* [REQUIRED WORK]: The answer must consist of each line below that contains the word "name", copied in full.

======== PROVIDED MATERIAL ========

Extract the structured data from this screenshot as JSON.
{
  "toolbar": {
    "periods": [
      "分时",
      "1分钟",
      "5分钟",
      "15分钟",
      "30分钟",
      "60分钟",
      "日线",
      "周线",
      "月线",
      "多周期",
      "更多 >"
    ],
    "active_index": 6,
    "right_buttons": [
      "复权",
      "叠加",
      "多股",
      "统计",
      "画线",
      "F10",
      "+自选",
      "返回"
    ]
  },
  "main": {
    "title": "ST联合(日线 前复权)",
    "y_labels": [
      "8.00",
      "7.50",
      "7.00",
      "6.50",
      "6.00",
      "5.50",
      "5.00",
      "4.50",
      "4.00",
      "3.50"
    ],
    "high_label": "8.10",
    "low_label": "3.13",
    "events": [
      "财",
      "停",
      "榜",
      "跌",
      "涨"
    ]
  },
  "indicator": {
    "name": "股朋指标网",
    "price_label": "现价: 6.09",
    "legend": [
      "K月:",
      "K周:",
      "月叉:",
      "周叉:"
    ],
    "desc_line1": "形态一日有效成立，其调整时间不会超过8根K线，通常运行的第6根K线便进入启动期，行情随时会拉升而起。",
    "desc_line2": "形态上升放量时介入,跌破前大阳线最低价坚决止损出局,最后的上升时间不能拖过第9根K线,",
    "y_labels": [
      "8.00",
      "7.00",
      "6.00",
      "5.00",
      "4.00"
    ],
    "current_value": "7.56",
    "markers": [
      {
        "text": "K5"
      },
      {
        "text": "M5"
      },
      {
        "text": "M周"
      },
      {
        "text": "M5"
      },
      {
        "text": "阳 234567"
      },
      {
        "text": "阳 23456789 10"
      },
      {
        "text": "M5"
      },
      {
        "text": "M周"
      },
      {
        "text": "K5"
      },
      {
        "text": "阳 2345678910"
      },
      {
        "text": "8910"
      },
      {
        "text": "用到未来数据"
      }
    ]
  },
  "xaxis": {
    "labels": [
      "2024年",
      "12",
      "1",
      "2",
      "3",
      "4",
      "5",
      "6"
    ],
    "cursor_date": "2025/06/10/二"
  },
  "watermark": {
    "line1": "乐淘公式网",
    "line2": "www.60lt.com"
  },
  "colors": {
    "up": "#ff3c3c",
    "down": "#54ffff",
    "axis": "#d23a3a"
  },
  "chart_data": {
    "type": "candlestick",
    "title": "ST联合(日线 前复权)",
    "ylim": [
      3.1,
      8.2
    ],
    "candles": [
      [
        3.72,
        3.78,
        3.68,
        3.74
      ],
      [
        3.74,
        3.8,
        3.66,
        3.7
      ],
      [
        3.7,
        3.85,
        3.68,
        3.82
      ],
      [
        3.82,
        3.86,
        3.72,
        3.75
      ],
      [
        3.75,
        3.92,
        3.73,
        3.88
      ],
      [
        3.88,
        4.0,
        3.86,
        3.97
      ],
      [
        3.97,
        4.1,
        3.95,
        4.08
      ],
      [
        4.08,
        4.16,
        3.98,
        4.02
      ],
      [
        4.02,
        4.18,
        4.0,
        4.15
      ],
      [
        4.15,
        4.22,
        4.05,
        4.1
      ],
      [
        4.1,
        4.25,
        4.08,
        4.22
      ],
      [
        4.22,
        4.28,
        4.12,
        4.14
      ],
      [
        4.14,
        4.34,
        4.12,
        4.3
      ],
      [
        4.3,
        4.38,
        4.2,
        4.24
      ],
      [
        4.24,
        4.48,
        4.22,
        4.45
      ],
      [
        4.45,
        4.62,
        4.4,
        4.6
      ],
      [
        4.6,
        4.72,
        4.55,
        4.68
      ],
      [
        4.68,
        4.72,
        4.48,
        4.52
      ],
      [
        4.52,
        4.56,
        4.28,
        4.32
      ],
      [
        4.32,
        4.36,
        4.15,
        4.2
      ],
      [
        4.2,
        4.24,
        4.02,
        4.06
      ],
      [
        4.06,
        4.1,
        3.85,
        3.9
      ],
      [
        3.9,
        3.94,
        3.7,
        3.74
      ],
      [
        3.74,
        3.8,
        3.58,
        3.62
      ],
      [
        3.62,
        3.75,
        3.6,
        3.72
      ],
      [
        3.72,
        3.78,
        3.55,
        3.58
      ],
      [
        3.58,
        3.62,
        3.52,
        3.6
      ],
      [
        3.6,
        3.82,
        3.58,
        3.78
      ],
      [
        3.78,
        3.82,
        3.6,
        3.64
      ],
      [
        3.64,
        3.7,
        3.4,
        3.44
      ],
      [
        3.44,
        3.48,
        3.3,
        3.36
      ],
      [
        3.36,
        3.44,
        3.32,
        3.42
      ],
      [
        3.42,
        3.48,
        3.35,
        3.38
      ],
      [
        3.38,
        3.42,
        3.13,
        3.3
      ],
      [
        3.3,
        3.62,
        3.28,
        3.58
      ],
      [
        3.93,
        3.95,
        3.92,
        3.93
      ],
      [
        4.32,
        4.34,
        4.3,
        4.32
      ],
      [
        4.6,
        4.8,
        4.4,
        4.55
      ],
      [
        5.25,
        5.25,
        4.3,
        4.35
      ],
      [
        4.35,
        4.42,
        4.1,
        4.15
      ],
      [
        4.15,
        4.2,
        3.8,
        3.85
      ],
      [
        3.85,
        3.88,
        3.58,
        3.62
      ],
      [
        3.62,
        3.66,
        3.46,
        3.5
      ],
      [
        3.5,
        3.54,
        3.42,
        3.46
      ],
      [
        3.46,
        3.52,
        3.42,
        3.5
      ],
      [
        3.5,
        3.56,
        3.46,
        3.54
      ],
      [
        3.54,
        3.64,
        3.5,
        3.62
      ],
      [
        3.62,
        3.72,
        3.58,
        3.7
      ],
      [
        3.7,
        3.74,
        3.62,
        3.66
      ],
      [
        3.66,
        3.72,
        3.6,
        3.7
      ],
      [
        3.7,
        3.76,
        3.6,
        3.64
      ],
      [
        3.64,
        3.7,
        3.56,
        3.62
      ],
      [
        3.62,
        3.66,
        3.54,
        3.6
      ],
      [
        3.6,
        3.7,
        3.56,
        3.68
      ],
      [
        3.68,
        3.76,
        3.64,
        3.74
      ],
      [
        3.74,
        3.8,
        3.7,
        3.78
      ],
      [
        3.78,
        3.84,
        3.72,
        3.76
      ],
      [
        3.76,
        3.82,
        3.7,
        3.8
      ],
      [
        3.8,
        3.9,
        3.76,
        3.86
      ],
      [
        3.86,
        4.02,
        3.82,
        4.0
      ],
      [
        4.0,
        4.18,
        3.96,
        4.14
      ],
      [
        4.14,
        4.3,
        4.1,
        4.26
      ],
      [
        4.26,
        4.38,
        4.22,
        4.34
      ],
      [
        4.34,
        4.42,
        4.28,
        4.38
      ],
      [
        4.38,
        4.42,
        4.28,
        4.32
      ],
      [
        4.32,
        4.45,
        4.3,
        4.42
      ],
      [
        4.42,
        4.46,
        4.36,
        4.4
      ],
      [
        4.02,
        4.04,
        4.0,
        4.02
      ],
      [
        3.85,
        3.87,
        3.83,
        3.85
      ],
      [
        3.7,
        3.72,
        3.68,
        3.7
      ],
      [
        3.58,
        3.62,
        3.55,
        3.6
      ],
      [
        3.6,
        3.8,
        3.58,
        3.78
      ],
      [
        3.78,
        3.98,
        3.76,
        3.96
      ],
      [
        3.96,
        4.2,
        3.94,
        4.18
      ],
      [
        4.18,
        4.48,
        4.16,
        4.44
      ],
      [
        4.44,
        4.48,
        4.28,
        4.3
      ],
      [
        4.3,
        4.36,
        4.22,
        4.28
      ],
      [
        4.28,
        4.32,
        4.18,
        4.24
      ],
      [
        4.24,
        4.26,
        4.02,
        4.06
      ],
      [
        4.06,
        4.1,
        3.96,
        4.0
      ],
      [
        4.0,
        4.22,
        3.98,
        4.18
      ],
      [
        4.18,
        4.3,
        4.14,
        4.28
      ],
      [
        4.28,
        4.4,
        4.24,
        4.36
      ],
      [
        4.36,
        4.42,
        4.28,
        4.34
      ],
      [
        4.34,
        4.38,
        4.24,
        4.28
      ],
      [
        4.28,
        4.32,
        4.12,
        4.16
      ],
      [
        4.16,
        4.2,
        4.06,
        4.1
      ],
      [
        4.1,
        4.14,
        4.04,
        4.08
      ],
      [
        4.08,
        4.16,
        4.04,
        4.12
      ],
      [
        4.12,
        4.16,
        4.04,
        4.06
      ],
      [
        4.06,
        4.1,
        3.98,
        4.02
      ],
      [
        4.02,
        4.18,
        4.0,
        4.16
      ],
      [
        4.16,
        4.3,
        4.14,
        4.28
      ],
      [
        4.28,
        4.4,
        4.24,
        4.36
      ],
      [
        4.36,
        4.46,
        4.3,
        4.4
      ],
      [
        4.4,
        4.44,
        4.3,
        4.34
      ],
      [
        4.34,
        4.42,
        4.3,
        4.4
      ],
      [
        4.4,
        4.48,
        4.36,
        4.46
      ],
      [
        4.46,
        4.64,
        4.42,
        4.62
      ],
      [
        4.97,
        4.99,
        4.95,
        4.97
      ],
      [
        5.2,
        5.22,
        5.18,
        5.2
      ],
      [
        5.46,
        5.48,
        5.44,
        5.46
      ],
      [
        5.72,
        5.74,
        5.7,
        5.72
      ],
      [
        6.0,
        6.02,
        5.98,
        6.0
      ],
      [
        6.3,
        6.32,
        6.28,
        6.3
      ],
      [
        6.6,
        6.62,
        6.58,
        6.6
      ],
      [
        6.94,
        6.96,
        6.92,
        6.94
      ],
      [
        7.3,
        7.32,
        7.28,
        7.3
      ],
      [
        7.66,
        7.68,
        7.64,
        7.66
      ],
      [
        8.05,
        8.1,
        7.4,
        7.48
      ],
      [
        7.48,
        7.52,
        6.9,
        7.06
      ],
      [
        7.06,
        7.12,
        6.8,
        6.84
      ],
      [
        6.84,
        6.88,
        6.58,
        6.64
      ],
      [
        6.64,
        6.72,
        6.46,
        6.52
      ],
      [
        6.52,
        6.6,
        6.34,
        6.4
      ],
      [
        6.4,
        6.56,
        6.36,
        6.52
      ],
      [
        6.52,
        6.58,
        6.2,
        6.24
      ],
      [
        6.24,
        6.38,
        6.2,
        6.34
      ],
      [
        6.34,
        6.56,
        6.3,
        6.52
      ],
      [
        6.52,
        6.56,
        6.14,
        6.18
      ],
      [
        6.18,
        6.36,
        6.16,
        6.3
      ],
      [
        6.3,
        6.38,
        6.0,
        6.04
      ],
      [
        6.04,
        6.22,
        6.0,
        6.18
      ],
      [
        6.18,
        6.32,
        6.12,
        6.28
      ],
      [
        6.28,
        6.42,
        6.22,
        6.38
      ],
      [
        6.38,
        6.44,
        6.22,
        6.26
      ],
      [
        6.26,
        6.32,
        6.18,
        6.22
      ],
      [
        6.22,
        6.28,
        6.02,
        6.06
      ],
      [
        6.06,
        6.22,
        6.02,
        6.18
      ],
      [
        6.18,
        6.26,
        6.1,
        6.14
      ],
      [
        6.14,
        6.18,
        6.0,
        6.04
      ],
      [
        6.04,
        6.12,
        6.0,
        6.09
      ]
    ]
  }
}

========
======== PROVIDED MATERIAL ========

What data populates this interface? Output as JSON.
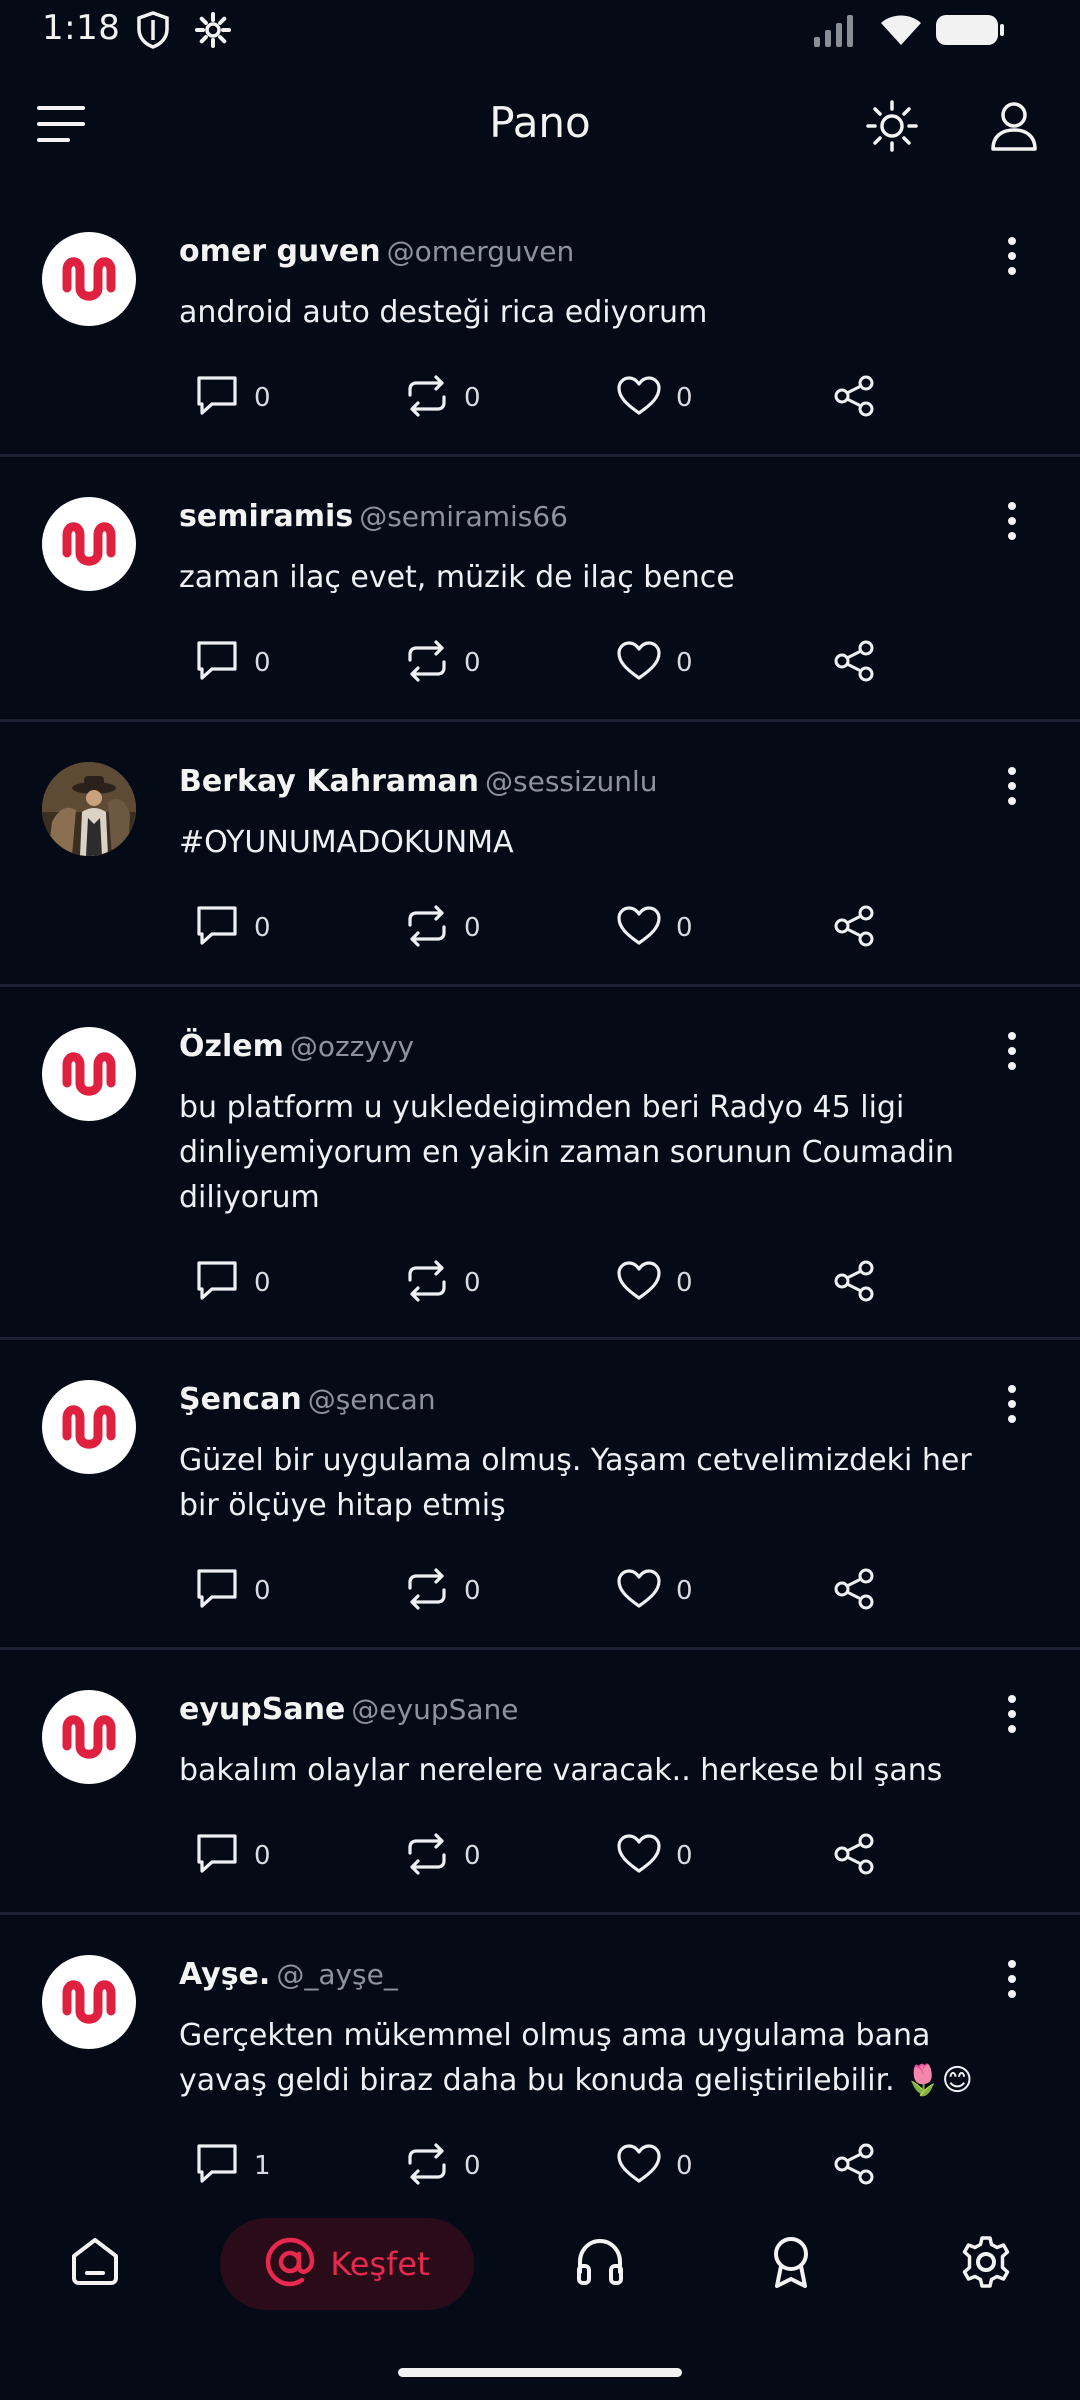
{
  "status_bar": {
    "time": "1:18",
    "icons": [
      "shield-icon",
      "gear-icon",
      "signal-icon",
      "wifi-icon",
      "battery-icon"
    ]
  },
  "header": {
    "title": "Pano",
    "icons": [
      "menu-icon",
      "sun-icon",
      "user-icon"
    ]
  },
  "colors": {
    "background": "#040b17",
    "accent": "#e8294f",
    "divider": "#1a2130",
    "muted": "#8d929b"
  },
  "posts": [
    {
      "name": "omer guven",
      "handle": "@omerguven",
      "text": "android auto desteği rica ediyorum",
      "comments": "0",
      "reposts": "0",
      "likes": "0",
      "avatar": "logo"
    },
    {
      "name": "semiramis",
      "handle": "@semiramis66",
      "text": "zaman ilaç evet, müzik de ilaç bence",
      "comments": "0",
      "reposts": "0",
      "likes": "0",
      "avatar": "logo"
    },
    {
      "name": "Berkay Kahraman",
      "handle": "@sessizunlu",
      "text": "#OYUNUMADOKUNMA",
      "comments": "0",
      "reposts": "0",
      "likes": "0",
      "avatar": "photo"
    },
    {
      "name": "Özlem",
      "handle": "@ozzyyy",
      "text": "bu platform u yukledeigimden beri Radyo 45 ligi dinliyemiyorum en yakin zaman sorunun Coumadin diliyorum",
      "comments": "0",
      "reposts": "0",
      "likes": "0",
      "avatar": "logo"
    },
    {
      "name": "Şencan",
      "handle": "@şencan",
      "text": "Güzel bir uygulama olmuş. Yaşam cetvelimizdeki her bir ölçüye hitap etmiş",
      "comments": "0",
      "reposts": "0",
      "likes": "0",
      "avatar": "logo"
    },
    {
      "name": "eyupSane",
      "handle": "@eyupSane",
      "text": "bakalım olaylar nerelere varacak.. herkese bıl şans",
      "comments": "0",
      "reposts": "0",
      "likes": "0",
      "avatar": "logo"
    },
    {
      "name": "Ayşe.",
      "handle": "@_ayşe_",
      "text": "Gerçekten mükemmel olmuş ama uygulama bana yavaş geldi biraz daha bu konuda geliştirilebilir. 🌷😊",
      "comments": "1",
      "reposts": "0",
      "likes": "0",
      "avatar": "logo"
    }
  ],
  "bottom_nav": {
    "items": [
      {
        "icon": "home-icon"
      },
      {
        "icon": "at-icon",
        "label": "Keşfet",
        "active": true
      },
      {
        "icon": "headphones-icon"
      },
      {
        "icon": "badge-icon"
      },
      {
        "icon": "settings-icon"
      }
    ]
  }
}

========

* [TASK RESULT]:
    "name": "股朋指标网",
      "name": "omer guven",
      "name": "semiramis",
      "name": "Berkay Kahraman",
      "name": "Özlem",
      "name": "Şencan",
      "name": "eyupSane",
      "name": "Ayşe.",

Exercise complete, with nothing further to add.